[Required work] For the word "Habitat", return each line of the data in which it occurs.

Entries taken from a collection
+ + +

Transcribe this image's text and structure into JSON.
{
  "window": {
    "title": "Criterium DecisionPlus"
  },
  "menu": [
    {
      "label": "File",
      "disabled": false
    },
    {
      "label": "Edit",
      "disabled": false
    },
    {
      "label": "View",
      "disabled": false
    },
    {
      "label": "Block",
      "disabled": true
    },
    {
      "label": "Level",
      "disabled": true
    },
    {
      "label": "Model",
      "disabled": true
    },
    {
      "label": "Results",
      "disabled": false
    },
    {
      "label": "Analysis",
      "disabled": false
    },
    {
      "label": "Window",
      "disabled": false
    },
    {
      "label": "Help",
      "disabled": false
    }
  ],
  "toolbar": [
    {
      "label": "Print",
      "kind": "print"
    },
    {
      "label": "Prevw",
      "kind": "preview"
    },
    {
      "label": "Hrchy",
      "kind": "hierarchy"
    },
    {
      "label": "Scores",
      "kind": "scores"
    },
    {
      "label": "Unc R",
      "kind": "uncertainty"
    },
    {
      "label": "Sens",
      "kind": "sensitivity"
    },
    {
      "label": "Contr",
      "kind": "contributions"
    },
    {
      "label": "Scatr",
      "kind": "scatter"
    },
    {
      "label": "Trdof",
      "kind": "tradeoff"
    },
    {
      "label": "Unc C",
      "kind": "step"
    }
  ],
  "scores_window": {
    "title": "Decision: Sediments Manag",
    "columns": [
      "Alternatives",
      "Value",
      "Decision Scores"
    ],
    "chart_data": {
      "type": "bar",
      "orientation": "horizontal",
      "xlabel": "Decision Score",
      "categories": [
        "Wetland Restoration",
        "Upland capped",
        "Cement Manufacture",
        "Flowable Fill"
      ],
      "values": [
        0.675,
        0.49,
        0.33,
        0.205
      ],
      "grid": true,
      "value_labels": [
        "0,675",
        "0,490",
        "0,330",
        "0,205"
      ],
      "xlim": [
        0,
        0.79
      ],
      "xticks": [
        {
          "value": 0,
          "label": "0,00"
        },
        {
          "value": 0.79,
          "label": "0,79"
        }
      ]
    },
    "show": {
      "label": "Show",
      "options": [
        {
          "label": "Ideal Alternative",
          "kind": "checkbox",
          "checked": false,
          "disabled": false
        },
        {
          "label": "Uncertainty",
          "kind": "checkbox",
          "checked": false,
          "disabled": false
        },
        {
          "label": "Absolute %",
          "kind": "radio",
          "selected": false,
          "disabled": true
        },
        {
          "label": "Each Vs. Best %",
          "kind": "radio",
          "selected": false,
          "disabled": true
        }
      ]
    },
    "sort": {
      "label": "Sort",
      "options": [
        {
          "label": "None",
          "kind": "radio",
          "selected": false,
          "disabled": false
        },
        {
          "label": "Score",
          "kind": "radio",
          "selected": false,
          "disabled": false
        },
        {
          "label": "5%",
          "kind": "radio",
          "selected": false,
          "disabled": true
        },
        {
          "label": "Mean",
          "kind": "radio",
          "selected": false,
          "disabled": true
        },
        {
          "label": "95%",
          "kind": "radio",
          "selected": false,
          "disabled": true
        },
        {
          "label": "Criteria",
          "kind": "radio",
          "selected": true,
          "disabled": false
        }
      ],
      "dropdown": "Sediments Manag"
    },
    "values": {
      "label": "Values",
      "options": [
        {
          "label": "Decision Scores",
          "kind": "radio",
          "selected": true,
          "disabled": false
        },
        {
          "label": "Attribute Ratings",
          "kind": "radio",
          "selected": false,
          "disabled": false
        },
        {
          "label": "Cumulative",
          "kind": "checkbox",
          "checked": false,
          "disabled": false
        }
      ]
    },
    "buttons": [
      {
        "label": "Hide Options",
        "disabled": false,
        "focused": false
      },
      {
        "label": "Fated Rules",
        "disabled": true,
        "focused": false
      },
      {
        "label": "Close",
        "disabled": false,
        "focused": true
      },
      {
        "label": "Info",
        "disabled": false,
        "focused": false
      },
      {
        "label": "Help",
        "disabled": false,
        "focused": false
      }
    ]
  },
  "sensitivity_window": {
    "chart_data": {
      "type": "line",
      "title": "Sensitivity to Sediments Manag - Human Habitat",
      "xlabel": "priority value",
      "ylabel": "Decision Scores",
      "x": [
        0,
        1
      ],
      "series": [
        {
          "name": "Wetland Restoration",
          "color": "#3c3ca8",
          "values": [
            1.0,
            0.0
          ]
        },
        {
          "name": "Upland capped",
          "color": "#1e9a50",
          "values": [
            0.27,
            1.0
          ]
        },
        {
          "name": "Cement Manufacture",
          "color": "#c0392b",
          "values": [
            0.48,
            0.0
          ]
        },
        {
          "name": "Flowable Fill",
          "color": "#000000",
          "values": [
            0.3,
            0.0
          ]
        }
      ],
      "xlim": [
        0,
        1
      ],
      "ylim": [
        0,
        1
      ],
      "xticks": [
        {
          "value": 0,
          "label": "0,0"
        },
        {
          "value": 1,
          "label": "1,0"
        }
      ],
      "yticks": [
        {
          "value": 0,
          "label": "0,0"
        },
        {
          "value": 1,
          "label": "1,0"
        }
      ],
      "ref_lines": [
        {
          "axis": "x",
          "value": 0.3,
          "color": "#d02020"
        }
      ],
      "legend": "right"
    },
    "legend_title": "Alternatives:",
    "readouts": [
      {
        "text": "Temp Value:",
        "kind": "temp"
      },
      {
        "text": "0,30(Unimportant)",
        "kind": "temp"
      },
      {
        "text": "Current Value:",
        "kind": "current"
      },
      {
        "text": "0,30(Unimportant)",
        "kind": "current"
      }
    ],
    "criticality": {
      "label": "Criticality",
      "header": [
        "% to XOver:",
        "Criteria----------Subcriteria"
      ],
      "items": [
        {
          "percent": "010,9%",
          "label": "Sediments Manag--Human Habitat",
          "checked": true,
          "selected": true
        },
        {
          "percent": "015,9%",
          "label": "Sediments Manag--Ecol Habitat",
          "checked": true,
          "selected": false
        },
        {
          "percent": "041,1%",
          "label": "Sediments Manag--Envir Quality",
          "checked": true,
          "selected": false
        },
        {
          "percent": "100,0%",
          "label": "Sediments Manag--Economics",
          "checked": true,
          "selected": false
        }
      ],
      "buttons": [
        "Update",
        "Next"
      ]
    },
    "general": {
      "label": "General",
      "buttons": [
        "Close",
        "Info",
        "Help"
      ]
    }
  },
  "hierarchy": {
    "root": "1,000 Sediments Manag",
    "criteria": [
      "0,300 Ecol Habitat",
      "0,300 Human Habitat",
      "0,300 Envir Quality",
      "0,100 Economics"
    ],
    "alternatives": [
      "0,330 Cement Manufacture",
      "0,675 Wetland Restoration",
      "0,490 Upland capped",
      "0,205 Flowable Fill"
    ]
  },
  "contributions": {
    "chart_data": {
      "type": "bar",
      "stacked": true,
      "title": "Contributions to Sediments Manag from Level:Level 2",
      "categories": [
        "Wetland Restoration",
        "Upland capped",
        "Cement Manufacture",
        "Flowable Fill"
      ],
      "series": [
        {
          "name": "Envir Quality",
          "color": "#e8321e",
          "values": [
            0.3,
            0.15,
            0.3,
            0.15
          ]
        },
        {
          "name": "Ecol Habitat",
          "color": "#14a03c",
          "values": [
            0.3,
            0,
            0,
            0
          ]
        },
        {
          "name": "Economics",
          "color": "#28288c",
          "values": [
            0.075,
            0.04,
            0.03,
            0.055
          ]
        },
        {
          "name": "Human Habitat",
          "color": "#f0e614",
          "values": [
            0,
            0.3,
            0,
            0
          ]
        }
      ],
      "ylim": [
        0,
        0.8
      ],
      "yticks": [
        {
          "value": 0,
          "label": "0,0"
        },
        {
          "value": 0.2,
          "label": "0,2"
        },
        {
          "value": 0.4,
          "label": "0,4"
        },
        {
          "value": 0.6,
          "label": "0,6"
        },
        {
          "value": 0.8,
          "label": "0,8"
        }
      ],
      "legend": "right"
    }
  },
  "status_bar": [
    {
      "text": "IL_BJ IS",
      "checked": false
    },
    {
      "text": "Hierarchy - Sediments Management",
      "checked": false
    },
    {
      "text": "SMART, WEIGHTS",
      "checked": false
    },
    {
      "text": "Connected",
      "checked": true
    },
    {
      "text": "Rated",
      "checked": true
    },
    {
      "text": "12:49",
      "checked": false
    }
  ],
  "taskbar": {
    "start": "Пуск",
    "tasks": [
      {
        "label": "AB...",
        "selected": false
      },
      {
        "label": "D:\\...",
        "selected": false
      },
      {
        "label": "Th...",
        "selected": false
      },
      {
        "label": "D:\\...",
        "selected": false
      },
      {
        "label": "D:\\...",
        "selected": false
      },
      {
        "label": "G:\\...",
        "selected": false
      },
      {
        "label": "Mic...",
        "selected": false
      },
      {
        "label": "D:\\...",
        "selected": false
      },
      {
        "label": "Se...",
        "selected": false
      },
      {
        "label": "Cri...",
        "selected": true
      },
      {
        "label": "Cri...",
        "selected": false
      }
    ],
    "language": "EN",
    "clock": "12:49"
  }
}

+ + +

[Written solution]
      "title": "Sensitivity to Sediments Manag - Human Habitat",
          "label": "Sediments Manag--Human Habitat",
          "label": "Sediments Manag--Ecol Habitat",
      "0,300 Ecol Habitat",
      "0,300 Human Habitat",
          "name": "Ecol Habitat",
          "name": "Human Habitat",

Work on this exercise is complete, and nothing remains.